Through an intricate tapestry of archival footage and interviews, Davide Ferrario elucidates Umberto Eco’s perspective on the world, guiding the audience through an extensive collection that serves not merely as an assemblage of culture and literature but as an emblem of collective memory. This documentary emerges as a compelling testament to the pivotal role of literature in societal fabric.

Davide Ferrario, an Italian native born in 1956, pursued a degree in American Literature from the University of Milan, culminating in 1981. Embarking on his career as a film critic in the 1970s, Ferrario established a distribution company, introducing Italy to the cinematic works of Wenders, Fassbinder and Wajda. Progressing to represent American independent filmmakers like John Sayles and Jim Jarmusch, Ferrario made his directorial debut with La fine della notte in 1989, acclaimed as the Best Italian Independent Film of the year. His directorial oeuvre, encompassing both fiction films and documentaries, has been celebrated at various international film festivals including Berlin, Sundance, Venice, Toronto and Locarno. Ferrario’s distinctive stance in the Italian cinematic landscape is marked by his autonomy; he has produced all his films through his production company, Rossofuoco, since 2002. Noteworthy among these are Dopo mezzanotte (After Midnight), which garnered acclaim at the Berlinale and was distributed in over 100 countries, and La strada di Levi (Primo Levi’s Journey), which was considered for an Academy Award.

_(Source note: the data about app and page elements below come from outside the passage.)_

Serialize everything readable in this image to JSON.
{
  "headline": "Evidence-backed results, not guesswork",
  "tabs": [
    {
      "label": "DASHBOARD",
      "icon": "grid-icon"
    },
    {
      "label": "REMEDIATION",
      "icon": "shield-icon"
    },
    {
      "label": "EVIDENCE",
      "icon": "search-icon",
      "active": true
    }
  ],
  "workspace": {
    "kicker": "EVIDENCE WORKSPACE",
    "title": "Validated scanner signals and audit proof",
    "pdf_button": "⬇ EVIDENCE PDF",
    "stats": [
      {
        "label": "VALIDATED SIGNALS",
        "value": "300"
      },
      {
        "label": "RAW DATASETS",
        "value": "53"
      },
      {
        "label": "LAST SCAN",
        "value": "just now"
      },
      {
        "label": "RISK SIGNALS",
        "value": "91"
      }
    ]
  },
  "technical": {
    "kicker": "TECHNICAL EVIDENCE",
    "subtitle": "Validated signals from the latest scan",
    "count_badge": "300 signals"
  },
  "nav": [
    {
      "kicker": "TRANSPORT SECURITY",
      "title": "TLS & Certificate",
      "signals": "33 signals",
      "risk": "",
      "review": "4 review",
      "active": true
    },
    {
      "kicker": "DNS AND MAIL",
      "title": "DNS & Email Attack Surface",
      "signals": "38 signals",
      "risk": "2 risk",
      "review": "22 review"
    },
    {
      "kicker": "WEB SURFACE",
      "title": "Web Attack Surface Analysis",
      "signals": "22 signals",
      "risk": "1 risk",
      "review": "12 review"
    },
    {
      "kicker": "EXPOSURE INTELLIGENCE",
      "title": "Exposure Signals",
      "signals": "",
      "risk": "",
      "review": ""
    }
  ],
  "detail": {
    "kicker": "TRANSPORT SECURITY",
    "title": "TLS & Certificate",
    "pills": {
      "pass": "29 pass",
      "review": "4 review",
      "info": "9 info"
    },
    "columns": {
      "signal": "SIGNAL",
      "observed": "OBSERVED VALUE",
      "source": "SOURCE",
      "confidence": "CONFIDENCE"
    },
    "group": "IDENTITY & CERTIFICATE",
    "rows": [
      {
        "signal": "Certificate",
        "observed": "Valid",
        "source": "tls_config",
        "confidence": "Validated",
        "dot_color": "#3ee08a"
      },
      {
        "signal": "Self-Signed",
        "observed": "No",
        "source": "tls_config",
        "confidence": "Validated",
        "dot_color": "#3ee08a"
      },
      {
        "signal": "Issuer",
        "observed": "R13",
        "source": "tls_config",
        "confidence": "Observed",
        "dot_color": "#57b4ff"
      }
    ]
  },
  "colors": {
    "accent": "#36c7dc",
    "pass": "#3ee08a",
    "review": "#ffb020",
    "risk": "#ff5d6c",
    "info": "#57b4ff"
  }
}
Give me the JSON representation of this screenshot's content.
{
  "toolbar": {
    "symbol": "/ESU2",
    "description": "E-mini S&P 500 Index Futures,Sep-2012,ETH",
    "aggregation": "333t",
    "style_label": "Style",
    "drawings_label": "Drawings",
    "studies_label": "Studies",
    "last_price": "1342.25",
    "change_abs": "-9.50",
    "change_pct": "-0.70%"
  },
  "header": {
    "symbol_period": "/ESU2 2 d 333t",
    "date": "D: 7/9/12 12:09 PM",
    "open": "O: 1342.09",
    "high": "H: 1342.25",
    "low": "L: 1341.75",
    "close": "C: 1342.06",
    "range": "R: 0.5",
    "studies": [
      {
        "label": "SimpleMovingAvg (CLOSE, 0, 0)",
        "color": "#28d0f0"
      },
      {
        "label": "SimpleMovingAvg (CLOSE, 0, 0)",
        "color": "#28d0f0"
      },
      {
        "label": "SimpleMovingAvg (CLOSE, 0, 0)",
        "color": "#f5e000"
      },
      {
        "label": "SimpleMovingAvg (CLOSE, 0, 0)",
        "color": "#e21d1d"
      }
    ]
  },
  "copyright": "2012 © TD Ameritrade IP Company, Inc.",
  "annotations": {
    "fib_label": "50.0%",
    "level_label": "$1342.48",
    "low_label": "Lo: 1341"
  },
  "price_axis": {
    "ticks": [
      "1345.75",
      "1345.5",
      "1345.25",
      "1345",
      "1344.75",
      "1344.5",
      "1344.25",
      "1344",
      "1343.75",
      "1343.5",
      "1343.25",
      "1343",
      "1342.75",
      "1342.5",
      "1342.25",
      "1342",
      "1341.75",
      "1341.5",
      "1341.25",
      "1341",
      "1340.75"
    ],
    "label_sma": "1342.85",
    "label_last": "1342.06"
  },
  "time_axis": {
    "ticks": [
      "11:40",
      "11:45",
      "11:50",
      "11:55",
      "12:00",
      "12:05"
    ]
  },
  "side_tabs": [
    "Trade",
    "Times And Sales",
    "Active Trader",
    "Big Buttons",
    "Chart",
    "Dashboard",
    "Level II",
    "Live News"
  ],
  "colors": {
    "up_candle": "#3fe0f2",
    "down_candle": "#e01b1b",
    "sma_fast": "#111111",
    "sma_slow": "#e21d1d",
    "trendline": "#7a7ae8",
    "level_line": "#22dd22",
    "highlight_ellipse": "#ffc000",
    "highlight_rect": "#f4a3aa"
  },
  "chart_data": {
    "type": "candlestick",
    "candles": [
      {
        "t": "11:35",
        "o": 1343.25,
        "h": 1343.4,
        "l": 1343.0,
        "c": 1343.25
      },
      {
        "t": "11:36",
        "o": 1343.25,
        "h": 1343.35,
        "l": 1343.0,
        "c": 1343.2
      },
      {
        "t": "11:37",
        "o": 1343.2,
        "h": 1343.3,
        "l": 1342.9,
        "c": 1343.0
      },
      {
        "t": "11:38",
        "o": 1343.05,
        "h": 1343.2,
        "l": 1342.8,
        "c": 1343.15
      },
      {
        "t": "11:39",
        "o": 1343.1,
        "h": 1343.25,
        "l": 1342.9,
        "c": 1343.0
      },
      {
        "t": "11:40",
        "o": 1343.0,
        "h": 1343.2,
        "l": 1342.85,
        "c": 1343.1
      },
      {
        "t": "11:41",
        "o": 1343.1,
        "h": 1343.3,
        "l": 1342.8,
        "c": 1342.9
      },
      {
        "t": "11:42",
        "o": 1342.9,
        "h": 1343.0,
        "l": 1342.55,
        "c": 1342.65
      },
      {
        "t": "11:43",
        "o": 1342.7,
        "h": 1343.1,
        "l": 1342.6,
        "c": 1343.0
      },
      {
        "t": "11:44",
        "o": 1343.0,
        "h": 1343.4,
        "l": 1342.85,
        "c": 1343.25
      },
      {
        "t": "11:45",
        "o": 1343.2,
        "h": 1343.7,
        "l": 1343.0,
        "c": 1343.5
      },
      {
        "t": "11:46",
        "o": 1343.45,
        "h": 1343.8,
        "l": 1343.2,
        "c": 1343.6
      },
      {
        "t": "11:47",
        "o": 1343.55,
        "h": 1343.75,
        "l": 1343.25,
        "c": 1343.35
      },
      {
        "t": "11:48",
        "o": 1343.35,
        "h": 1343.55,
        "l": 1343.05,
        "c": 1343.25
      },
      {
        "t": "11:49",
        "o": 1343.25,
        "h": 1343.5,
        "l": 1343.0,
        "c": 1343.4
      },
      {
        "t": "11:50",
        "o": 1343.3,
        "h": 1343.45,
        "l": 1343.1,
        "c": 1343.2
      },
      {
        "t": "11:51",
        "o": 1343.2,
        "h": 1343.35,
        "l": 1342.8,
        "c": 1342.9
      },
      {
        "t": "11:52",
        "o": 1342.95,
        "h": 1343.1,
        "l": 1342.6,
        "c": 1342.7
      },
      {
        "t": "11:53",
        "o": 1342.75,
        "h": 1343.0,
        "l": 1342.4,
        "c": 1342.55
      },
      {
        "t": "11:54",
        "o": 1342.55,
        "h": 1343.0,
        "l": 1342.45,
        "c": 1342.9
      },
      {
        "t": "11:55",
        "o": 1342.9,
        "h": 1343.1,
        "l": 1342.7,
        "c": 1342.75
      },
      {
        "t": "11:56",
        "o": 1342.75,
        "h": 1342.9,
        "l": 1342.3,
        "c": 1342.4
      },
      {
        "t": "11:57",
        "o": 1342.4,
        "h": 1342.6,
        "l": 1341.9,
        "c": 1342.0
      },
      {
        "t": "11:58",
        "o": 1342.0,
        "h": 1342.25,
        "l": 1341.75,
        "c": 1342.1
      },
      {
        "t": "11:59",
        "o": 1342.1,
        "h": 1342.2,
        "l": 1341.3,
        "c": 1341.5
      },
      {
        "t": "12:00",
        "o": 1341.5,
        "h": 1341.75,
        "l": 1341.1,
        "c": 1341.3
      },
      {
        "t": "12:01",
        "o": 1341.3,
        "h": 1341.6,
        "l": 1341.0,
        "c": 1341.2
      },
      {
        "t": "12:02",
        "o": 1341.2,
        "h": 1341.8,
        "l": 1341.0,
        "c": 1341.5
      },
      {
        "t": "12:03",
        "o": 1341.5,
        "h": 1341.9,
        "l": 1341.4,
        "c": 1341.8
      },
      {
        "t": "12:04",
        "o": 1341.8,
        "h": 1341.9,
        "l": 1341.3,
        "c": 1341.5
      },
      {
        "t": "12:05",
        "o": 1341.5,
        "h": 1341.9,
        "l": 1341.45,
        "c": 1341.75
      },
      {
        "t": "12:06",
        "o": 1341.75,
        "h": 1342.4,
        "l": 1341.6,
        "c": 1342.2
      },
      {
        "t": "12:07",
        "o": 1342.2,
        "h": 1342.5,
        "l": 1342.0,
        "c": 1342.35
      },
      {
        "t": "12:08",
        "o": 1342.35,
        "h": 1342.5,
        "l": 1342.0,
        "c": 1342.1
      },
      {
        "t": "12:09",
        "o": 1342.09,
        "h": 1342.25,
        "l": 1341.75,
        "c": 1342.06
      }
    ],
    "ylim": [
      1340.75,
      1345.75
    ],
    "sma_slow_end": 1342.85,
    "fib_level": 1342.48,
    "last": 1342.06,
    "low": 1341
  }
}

His most recent work, Blood on the Crown, features stars Harvey Keitel and Malcolm McDowell. In addition to his cinematic achievements, Ferrario is a published novelist and contributes regularly to Corriere della Sera.

Umberto Eco’s legacy is indelibly marked by his contributions to literature and academia. A venerated figure, Eco’s novels such as In The Name of the Rose, Foucault’s Pendulum, and Baudolino are celebrated for their blend of artistic flair and philosophical depth. These works, revered by both the scholarly community and the reading public, span a diverse range of subjects from history to politics, reflecting Umberto Eco’s interdisciplinary approach. His tenure at the University of Turin, along with affiliations with various global academic institutions, underscores his commitment to scholarly pursuits and intellectual discourse.